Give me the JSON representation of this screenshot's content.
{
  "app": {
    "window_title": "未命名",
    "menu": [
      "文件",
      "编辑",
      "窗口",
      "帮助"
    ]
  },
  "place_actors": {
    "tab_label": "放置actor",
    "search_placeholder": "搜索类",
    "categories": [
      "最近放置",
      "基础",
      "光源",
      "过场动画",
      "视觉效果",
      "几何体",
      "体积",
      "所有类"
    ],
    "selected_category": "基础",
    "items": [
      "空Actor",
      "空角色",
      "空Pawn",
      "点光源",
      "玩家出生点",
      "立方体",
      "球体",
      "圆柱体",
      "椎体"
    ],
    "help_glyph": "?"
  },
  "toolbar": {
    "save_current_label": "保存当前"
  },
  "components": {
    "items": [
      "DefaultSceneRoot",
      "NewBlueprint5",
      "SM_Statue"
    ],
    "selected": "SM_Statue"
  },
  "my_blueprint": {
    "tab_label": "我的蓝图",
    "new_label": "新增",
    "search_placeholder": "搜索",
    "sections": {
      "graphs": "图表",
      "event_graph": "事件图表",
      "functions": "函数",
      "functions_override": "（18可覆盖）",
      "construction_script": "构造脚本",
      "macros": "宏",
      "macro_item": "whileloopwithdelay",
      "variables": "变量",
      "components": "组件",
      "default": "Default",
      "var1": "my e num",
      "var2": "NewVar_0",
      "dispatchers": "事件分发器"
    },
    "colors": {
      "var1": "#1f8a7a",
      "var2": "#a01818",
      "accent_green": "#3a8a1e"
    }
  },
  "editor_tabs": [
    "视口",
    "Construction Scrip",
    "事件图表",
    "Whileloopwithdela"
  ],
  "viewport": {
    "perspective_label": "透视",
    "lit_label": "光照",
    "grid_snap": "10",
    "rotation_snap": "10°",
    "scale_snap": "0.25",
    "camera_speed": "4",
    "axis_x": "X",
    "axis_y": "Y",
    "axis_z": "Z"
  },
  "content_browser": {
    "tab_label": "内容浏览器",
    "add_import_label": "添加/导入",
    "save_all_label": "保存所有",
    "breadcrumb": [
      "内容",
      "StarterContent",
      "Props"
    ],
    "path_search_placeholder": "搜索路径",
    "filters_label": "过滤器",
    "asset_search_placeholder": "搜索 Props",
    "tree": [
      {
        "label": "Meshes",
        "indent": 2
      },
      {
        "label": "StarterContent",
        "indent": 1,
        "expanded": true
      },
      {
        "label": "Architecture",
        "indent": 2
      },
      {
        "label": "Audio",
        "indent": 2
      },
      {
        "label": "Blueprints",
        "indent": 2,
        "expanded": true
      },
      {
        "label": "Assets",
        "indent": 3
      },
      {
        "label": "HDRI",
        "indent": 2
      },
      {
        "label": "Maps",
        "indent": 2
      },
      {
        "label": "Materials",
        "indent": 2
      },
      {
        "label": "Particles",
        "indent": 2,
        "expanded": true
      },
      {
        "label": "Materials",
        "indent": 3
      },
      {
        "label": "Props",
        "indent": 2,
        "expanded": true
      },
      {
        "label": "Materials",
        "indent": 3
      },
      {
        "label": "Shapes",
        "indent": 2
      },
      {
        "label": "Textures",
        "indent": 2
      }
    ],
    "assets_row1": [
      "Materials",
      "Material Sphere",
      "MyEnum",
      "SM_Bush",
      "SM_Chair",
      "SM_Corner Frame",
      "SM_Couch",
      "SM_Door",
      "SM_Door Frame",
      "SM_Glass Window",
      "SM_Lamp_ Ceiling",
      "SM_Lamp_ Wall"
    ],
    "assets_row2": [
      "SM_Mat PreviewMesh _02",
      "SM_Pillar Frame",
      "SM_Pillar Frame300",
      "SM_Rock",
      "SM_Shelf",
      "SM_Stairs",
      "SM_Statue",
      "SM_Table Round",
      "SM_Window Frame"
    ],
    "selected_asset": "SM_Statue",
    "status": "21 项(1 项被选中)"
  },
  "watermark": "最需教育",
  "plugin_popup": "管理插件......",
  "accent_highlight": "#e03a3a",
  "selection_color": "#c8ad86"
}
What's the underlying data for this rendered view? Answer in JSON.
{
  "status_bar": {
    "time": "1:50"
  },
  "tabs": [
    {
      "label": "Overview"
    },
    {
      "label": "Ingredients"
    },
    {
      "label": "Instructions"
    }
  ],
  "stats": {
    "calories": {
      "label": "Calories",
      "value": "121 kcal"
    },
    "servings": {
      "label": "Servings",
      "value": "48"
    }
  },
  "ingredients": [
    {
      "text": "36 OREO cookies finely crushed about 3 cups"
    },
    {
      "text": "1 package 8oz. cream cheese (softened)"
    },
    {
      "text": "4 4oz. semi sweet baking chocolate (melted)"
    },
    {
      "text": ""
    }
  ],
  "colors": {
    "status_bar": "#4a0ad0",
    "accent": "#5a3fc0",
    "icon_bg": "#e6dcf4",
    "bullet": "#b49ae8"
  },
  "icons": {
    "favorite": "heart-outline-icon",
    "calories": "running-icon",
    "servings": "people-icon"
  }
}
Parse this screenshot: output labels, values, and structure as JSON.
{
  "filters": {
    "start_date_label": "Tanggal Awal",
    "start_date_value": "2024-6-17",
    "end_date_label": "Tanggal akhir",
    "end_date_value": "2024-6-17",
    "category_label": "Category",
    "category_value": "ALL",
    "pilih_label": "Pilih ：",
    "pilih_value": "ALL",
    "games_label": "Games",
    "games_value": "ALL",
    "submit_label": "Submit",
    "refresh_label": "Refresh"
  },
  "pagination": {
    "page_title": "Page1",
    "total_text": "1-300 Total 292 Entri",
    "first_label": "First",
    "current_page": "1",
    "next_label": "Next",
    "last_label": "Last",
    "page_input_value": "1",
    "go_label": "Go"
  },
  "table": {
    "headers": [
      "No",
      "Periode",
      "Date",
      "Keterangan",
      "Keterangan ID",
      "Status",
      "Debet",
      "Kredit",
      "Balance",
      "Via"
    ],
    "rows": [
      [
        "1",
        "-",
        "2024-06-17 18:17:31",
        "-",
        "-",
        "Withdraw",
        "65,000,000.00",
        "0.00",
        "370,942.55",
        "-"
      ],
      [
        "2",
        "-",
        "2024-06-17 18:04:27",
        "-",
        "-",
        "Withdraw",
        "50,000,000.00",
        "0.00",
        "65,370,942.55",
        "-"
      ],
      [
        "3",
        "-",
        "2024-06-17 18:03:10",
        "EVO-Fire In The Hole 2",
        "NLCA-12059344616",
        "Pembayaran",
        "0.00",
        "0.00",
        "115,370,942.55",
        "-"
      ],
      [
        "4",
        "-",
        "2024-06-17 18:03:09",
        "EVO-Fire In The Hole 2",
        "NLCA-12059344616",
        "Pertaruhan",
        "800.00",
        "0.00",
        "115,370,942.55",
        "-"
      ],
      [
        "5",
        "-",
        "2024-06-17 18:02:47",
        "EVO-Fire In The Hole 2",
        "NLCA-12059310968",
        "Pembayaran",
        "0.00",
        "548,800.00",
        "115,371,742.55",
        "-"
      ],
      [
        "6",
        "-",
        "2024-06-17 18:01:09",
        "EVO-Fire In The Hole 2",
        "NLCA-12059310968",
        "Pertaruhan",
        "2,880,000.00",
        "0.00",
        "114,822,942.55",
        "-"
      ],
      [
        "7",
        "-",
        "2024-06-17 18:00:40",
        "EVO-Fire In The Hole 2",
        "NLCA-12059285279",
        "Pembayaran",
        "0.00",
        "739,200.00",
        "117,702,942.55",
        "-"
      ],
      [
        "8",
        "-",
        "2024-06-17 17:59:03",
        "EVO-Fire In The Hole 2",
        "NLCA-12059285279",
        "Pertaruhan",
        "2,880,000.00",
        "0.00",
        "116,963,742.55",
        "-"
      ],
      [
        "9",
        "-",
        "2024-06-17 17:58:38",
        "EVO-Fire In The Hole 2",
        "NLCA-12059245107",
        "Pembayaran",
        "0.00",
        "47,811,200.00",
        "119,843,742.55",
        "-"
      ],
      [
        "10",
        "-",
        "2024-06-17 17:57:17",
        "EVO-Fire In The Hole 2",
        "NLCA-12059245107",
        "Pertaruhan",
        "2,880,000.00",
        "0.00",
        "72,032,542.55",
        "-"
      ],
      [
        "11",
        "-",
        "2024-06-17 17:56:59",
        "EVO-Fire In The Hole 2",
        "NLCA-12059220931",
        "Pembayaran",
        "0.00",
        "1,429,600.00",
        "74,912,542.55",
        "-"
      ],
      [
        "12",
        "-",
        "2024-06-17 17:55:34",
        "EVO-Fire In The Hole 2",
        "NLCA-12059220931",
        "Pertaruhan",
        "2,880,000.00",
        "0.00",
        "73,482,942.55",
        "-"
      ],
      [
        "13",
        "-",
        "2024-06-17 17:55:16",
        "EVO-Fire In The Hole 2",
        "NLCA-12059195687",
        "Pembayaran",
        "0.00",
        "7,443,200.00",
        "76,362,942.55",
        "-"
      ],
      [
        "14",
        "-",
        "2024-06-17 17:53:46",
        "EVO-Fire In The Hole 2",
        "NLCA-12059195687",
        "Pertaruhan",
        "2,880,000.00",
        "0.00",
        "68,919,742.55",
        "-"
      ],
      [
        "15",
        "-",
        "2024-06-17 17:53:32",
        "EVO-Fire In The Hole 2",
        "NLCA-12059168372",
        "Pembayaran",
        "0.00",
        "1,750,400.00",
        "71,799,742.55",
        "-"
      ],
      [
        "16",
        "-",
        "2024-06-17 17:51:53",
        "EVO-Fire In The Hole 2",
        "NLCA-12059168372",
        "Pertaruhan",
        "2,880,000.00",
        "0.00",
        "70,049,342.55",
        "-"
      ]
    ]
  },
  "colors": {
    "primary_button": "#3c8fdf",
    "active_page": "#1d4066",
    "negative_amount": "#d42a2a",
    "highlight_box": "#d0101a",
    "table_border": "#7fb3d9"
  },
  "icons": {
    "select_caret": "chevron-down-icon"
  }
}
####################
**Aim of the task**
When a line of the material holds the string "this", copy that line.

**Result of the task**
Give me the JSON representation of this screenshot's content.
What's the underlying data for this rendered view? Answer in JSON.
Parse this screenshot: output labels, values, and structure as JSON.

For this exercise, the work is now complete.